Semester of Graduation

August 2021


Master of Music (MM)


Music Education

Document Type



This multiple-case study sought to describe how student agency is cultivated within two high school choir programs. Research questions were: (a) In what ways did participating teachers incorporate student agency? (b) How did their students describe their experience? (c) What opportunities/difficulties emerged when students assumed leadership and decision-making roles? (d) Why do participating teachers offer these to students? (e) How do opportunities for student agency serve student learning and program goals? Data collection included semi-structured teacher interviews in two stages, as well as a student questionnaire. Other data included choir handbooks, student leadership information, social media presence, and classroom signs.

Emergent themes were examined through Emirbayer and Mische’s (1998) temporal-relational view of agency, in which actors make choices within a “temporally embedded process of social engagement, informed by the past, but oriented towards the future and… present”(p. 963) . Iterative agency was exercised as students took actions based on their previous choir and leadership experiences. Opportunities for practical-evaluative agency included student-led sectionals, planning and executing choir events, and making interpretive musical decisions. Teachers considered students’ projective agency through intentional music literacy instruction (“literate, thinking musicians”) and promoting virtues (“better people”). A culture of strong relationships and a safe environment promoted agency.

Implications for teaching practice include incorporating student-centered instructional activities into rehearsal: student-led sectionals, discussions about musical interpretation, and questioning techniques. Teachers could choose student conductors or allowing students to rehearse the entire ensemble when directors are absent. Student leadership structures that allow students to participate throughout high school were beneficial, including regular opportunities for director guidance and communication. While directors still retain primary authority, students can be given more agency and autonomy in certain areas, such as culturally relevant performances and social aspects of choir life.

All data was collected during the COVID-19 pandemic; therefore, observations were not possible. Gatekeepers in one district did not allow student interviews. As a result, implications for future research include multiple periodic observations over the course of a school year, and incorporation of student interviews.
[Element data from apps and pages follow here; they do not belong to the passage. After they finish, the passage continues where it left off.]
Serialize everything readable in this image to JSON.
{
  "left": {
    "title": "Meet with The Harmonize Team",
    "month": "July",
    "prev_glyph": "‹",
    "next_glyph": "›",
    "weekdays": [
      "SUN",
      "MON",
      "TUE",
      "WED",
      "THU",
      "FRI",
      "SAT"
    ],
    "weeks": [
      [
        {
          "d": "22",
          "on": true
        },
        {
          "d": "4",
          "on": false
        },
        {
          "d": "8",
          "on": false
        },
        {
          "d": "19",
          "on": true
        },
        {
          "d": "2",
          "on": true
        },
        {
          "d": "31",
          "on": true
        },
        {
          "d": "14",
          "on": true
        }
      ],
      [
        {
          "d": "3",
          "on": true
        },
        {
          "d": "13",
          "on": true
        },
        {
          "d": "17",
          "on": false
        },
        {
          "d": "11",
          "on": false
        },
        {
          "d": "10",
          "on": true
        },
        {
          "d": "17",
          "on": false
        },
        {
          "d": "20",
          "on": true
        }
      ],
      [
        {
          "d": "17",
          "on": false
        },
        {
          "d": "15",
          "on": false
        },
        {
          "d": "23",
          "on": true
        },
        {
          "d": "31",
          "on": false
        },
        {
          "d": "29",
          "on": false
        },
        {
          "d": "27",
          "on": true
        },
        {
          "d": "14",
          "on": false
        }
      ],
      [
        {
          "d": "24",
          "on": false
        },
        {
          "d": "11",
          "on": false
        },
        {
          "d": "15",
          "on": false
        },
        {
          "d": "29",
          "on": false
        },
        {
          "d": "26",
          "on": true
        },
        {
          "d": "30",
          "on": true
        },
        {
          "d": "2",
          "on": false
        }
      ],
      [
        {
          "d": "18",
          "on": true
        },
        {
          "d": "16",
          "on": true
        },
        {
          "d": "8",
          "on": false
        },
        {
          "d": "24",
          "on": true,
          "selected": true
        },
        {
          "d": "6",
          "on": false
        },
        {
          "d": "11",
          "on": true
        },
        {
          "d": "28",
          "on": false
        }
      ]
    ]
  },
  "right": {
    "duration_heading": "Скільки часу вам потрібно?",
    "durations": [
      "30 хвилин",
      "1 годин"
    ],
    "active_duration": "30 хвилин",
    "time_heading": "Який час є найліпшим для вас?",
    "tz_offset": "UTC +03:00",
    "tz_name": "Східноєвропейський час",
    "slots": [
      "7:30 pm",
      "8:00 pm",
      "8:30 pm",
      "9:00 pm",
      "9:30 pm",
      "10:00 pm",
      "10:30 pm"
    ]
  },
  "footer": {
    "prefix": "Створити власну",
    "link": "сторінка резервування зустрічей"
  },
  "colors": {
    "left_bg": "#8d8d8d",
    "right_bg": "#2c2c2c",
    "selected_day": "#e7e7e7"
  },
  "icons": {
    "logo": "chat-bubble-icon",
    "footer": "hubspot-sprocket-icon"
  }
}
Future studies could investigate the presence of student agency in urban schools, and those lacking strong feeder programs.

Committee Chair

West, Justin